The Chancellor George Osborne and the Business Secretary Sajid Javid made a joint announcement on Monday about government plans to boost competition in nine key consumer markets.
Having found that households spend up to 40% of their disposable income on a few essentials, including energy, insurance, telecoms, water and health services, they’re keen to resolve structural issues that prevent consumers from getting the best possible deal.
There’s no faulting their intentions: it is well-recognised that some of our largest consumer markets aren’t working properly. The average household could save nearly £500 a year by switching to get the best deals on their broadband, mobile phone and energy bills, and some of the markets the new measures target – the energy market and retail banking – are already under investigation by the Competition and Markets Authority. Some of the policies announced yesterday were also already underway; for example, revisions to renewable energy subsidies to protect consumers from higher bills were first announced in July. Once we strip these measures out, the government’s announcements look less impressive. There’s one big thing – the introduction of competition between water suppliers. But the rest is a clutch of minor policies on dentistry pricing, ending the right to claim for minor whiplash to reduce car insurance costs, and making sure there’s competition between school uniform suppliers. It’s not exactly radical.

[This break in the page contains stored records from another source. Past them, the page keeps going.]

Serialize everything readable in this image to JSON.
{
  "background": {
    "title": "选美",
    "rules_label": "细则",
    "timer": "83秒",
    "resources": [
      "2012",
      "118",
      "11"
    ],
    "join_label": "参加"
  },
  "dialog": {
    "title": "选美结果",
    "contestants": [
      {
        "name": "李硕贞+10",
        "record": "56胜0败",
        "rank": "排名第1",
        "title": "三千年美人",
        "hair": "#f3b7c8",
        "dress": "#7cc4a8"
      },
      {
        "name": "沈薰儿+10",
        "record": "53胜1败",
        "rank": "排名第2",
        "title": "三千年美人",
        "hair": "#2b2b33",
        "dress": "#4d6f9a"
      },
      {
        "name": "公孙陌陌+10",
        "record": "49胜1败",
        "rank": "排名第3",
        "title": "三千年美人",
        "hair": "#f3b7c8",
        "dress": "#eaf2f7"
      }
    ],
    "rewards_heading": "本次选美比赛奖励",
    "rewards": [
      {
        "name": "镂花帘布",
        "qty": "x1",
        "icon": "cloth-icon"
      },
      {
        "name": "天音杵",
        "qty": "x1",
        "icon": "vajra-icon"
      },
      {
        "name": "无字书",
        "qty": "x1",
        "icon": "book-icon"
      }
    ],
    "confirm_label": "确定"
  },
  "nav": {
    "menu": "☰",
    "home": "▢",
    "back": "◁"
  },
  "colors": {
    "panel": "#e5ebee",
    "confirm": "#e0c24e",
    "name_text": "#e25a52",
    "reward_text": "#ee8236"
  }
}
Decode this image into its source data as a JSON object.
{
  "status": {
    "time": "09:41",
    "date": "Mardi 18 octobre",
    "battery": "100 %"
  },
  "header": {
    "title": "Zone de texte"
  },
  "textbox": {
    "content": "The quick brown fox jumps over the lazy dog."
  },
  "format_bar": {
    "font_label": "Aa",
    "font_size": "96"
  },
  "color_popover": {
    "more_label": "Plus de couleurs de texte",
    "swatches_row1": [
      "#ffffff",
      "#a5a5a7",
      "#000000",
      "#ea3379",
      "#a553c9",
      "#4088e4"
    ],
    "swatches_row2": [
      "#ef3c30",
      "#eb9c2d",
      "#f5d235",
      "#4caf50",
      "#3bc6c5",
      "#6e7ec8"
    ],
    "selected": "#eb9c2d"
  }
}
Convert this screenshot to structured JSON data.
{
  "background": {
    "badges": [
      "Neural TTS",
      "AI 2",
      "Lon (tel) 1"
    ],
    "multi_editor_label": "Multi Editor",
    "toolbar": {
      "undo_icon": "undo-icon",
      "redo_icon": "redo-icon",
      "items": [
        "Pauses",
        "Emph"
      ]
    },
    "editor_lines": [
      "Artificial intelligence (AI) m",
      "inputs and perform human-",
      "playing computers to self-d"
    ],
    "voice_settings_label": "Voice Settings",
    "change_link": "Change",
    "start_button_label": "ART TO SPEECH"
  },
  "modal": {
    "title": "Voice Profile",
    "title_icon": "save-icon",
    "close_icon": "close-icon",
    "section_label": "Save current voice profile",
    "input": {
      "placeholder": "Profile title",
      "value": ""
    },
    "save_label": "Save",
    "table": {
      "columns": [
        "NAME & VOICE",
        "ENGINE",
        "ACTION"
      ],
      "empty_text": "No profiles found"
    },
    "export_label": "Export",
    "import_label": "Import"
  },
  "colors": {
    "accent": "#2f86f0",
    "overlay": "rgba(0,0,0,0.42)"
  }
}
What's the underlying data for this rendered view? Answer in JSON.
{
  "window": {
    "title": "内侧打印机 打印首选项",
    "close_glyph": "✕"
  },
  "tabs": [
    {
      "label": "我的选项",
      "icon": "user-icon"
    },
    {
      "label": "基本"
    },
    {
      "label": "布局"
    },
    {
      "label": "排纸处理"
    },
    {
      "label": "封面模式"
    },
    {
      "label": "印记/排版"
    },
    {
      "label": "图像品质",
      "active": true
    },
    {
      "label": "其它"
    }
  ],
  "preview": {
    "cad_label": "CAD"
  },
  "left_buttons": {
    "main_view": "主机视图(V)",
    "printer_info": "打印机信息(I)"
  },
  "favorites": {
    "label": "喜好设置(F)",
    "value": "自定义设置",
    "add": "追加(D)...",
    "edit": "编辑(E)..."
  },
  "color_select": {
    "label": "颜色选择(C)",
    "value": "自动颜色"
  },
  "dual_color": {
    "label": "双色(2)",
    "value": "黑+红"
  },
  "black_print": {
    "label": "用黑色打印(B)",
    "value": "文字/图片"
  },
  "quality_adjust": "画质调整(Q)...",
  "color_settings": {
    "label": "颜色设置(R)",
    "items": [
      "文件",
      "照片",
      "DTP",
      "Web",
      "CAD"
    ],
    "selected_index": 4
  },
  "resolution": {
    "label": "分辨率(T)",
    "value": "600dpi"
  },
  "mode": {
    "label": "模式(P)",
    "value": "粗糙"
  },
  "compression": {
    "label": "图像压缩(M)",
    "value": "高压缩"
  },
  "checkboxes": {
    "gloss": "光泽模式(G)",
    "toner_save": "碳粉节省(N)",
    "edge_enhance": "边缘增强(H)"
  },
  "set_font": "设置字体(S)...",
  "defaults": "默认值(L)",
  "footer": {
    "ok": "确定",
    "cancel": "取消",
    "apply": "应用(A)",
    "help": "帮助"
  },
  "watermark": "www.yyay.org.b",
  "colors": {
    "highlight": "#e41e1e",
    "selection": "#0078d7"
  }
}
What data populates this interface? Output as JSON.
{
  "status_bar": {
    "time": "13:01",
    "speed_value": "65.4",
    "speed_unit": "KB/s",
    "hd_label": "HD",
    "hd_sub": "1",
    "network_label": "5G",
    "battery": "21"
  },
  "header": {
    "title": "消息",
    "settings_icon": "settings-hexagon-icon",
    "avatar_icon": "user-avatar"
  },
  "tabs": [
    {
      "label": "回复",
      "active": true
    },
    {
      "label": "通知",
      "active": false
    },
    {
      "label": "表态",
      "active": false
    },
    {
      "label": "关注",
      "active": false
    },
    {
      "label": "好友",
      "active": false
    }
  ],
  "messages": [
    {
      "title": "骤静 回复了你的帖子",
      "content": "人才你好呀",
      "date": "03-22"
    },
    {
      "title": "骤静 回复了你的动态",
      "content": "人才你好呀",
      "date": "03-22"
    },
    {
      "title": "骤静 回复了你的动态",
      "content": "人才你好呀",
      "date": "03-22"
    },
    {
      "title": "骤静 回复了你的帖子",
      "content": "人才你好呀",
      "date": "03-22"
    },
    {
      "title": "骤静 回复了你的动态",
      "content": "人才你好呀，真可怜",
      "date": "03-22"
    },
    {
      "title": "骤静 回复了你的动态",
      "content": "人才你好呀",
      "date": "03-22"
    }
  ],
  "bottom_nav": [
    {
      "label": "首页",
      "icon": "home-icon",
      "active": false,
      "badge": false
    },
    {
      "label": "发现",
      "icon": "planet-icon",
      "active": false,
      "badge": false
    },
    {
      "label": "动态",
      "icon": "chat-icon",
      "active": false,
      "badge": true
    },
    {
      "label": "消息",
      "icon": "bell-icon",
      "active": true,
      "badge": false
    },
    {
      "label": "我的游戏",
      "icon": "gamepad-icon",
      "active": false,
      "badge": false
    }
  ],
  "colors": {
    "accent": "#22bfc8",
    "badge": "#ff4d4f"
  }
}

Rather than the piecemeal approach the government appears to be taking, tackling minor issues which are particular to certain markets, the SMF would argue it’s time for some bold consumer reforms. That’s not to suggest that the issues the government has highlighted aren’t problems, or that they’re not worth solving, but ultimately the pay-off for consumers would be bigger if rather than fiddling around with minor issues specific to certain marketplaces, the government tackled the common problems across these markets: that consumers aren’t motivated to shop around, and struggle to compare deals even when they can.
The SMF’s recent report Should Switch, Don’t Switch explored the reasons why consumers don’t shop across markets, using research from social psychology and behavioural economics, and examined why consumers are more likely to switch in some markets than others. For example, although car insurance has increased in recent years with rising injury claims, the market as a whole is relatively competitive with a third of consumers switching each year. Rather than tinkering around the edges as the government proposed yesterday, a few bold reforms could help other consumer markets mimic this success.
Why does the car insurance market work relatively well? Firstly, it’s a relatively simple market place where consumers can get reasonable quotes with information they have easy access to – their car registration, their number of years of no-claims. Those are much easier bits of data to remember than the number of kilowatt hours you use each month. Additionally, consumers have to engage to renew their contract each year, unlike in some of the other services discussed in yesterday’s paper. This gives consumers a nudge to look around the market, and the opportunity to win new customers makes it easier for new providers to enter the market.
With a couple of radical reforms, the government could help all the consumer markets mentioned today adopt these features which help consumers get good deals. We would urge the government to consider creating an Active Consumer Week, to take place in January every year. A concerted focus on encouraging consumers to switch, at a time when we’re usually planning for the year ahead and making resolutions could motivate many to engage with a market in the way they haven’t done before, in the same way that the end of an annual contract encourages switching in motor insurance.
We also need to make it easier for consumers to shop around and compare deals. While giving customer’s accurate, comparable quotes is difficult in markets like energy and mobile telecoms, technology can make it a lot easier and avoid reliance on estimated use. We’re already halfway there, with the government’s midata initiative making it possible for consumers to use their own data to get personalised quotes from suppliers across a variety of core services, rather than trying to figure out the prices they’re likely to face from complex tariffs. The government could do more, however, to recognise the importance of this initiative. Putting all the information in one place, a Unified Data Programme, and allowing consumers to delegate its collation to a third party could unlock the possibility of automated comparisons and even automated switching, as we discuss in our submission to the CMA’s retail banking investigation. When it comes to services like electricity when the end product is much the same for the consumer regardless of who supplies it, technology could unlock innovations like reverse auctions, removing the burden of switching from the consumer and making sure they will always get the best deal for their usage patterns.
Each of these reforms would require a lot more effort than the actions announced by the government yesterday. But consumers would be significantly more likely to see significant savings as a result.